Econet networking was first developed for Acorn's System line, which had a 6502 CPU clocked at 1MHz. It was later used in their ARM-based Archimedes machines with 8-25MHz CPUs, as well as the RISC PC line which pushed into the hundreds of MHz. So the system clock clearly doesn't need to be identical for all stations on the network.
There is, however, another clock needed on an Econet network: the network clock. This is a synchronisation signal transmitted to all Econet stations on the network, independently of data transmissions (which are carried on a separate pair of wires). System, Atom, and early BBC Micro Econet interfaces included a built-in clock generation circuit, but as only one clock signal is needed per network, it was removed from BBC Micros from Issue 4 onwards.

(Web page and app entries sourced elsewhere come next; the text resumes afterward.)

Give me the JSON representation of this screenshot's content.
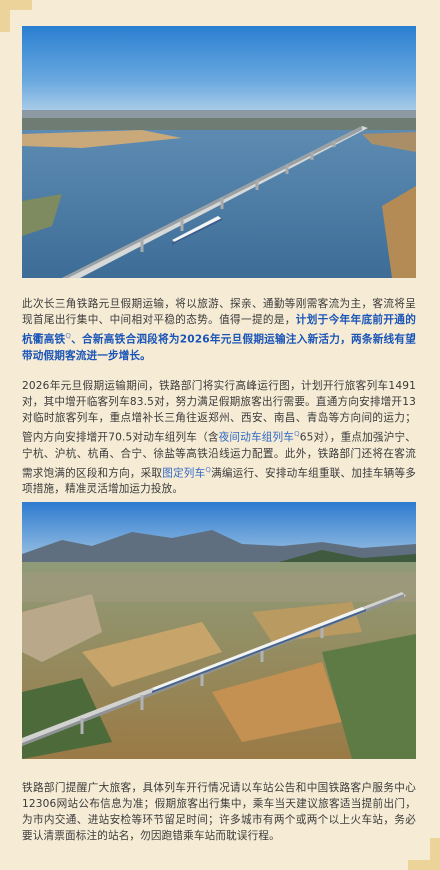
{
  "para1": {
    "lead": "此次长三角铁路元旦假期运输，将以旅游、探亲、通勤等刚需客流为主，客流将呈现首尾出行集中、中间相对平稳的态势。值得一提的是，",
    "hl1": "计划于今年年底前开通的杭衢高铁",
    "hl1_mark": "Q",
    "hl2": "、合新高铁合泗段将为2026年元旦假期运输注入新活力，两条新线有望带动假期客流进一步增长。"
  },
  "para2": {
    "text_a": "2026年元旦假期运输期间，铁路部门将实行高峰运行图，计划开行旅客列车1491对，其中增开临客列车83.5对，努力满足假期旅客出行需要。直通方向安排增开13对临时旅客列车，重点增补长三角往返郑州、西安、南昌、青岛等方向间的运力；管内方向安排增开70.5对动车组列车（含",
    "link1": "夜间动车组列车",
    "link1_mark": "Q",
    "text_b": "65对），重点加强沪宁、宁杭、沪杭、杭甬、合宁、徐盐等高铁沿线运力配置。此外，铁路部门还将在客流需求饱满的区段和方向，采取",
    "link2": "图定列车",
    "link2_mark": "Q",
    "text_c": "满编运行、安排动车组重联、加挂车辆等多项措施，精准灵活增加运力投放。"
  },
  "para3": {
    "text": "铁路部门提醒广大旅客，具体列车开行情况请以车站公告和中国铁路客户服务中心12306网站公布信息为准；假期旅客出行集中，乘车当天建议旅客适当提前出门，为市内交通、进站安检等环节留足时间；许多城市有两个或两个以上火车站，务必要认清票面标注的站名，勿因跑错乘车站而耽误行程。"
  },
  "colors": {
    "background": "#f6ecd6",
    "highlight": "#1a55b8",
    "link": "#2f68c4"
  }
}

The preferred approach was to generatle the clock signal with a separate device at the middle of the network, which was referred to as an Econet clock.
The frequency of the clock signal dictates the maximum transmission rate on the network. Naturally you'd want to use the fastest clock rate possible, but the length of your network and the processing speed of the connected stations will limit this.

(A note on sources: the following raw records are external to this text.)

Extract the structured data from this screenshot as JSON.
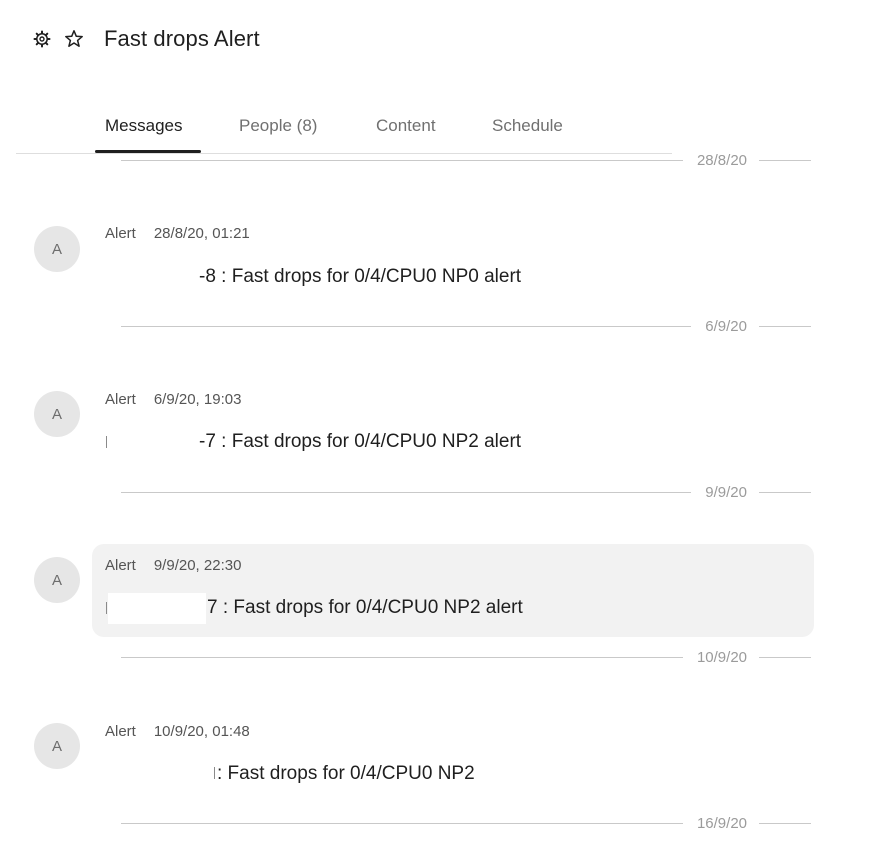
{
  "header": {
    "settings_icon": "gear-icon",
    "favorite_icon": "star-outline-icon",
    "title": "Fast drops Alert"
  },
  "tabs": [
    {
      "label": "Messages",
      "active": true
    },
    {
      "label": "People (8)",
      "active": false
    },
    {
      "label": "Content",
      "active": false
    },
    {
      "label": "Schedule",
      "active": false
    }
  ],
  "feed": {
    "date_separators": [
      "28/8/20",
      "6/9/20",
      "9/9/20",
      "10/9/20",
      "16/9/20"
    ],
    "messages": [
      {
        "avatar_initial": "A",
        "sender": "Alert",
        "timestamp": "28/8/20, 01:21",
        "text": "-8 : Fast drops for 0/4/CPU0 NP0 alert",
        "highlighted": false
      },
      {
        "avatar_initial": "A",
        "sender": "Alert",
        "timestamp": "6/9/20, 19:03",
        "text": "-7 : Fast drops for 0/4/CPU0 NP2 alert",
        "highlighted": false
      },
      {
        "avatar_initial": "A",
        "sender": "Alert",
        "timestamp": "9/9/20, 22:30",
        "text": "7 : Fast drops for 0/4/CPU0 NP2 alert",
        "highlighted": true
      },
      {
        "avatar_initial": "A",
        "sender": "Alert",
        "timestamp": "10/9/20, 01:48",
        "text": ": Fast drops for 0/4/CPU0 NP2",
        "highlighted": false
      }
    ]
  },
  "colors": {
    "text_primary": "#1f1f1f",
    "text_secondary": "#707070",
    "separator": "#c9c9c9",
    "avatar_bg": "#e6e6e6",
    "highlight_bg": "#f2f2f2"
  }
}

In their 1984 Econet Installation Guide, instructions are given for varying the clock speed between 31kHz and 500kHz, mainly by changing the length of the clock's low phase (space) relative to the high phase (mark). Acorn recommend a maximum clock speed of 200kHz in this guide. They note that for a 500m network that value should be reduced to 180kHz, but that 300m the speed of the station hardware is the limiting factor: the Acorn Electron is specifically mentioned as requiring a slower clock speed.

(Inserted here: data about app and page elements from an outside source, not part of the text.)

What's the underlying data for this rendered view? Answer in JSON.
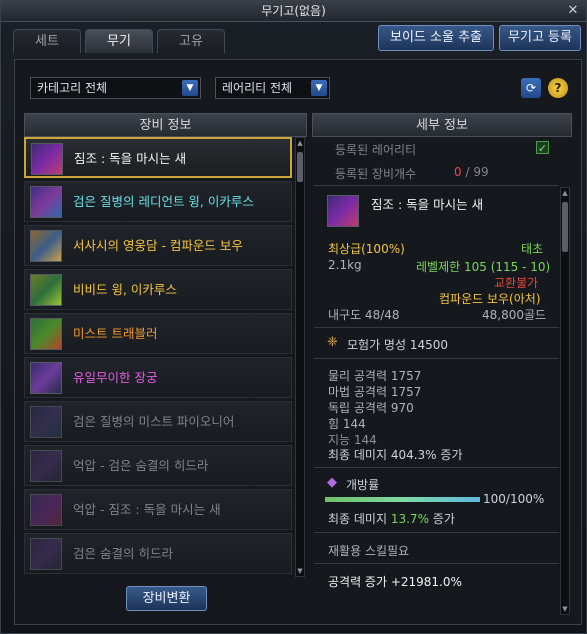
{
  "window": {
    "title": "무기고(없음)",
    "close_icon": "close-icon"
  },
  "tabs": [
    {
      "label": "세트",
      "active": false
    },
    {
      "label": "무기",
      "active": true
    },
    {
      "label": "고유",
      "active": false
    }
  ],
  "buttons": {
    "void_soul_extract": "보이드 소울 추출",
    "arsenal_register": "무기고 등록",
    "equip_convert": "장비변환"
  },
  "filters": {
    "category": "카테고리 전체",
    "rarity": "레어리티 전체"
  },
  "icons": {
    "refresh": "refresh-icon",
    "help": "?"
  },
  "left_header": "장비 정보",
  "right_header": "세부 정보",
  "items": [
    {
      "name": "짐조 : 독을 마시는 새",
      "color": "#f2f2f2",
      "selected": true
    },
    {
      "name": "검은 질병의 레디언트 윙, 이카루스",
      "color": "#67e0e6",
      "selected": false
    },
    {
      "name": "서사시의 영웅담 - 컴파운드 보우",
      "color": "#f4c542",
      "selected": false
    },
    {
      "name": "비비드 윙, 이카루스",
      "color": "#f4c542",
      "selected": false
    },
    {
      "name": "미스트 트래블러",
      "color": "#f39a2d",
      "selected": false
    },
    {
      "name": "유일무이한 장궁",
      "color": "#e25ce2",
      "selected": false
    },
    {
      "name": "검은 질병의 미스트 파이오니어",
      "color": "#7e838a",
      "selected": false
    },
    {
      "name": "억압 - 검은 숨결의 히드라",
      "color": "#7e838a",
      "selected": false
    },
    {
      "name": "억압 - 짐조 : 독을 마시는 새",
      "color": "#7e838a",
      "selected": false
    },
    {
      "name": "검은 숨결의 히드라",
      "color": "#7e838a",
      "selected": false
    }
  ],
  "detail": {
    "registered_rarity_label": "등록된 레어리티",
    "registered_count_label": "등록된 장비개수",
    "registered_count_current": "0",
    "registered_count_sep": " / 99",
    "item_name": "짐조 : 독을 마시는 새",
    "grade": "최상급(100%)",
    "element": "태초",
    "weight": "2.1kg",
    "level_limit": "레벨제한 105 (115 - 10)",
    "trade": "교환불가",
    "weapon_type": "컴파운드 보우(아처)",
    "durability": "내구도 48/48",
    "price": "48,800골드",
    "fame": "모험가 명성 14500",
    "stats": [
      "물리 공격력 1757",
      "마법 공격력 1757",
      "독립 공격력 970",
      "힘 144",
      "지능 144"
    ],
    "final_damage": "최종 데미지 404.3% 증가",
    "rupture_label": "개방률",
    "rupture_value": "100/100%",
    "rupture_progress": 1.0,
    "final_damage2_label": "최종 데미지 ",
    "final_damage2_value": "13.7%",
    "final_damage2_suffix": " 증가",
    "reuse_skill": "재활용 스킬필요",
    "attack_increase": "공격력 증가 +21981.0%"
  }
}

In later years, with the introduction of the faster Archimedes machines, faster clock speeds (and transmission rates) could be achieved, but only if slower devices were removed from the network. One solution was to run a separate, slower network for old Beebs, and connect it to the faster network via an Econet Bridge.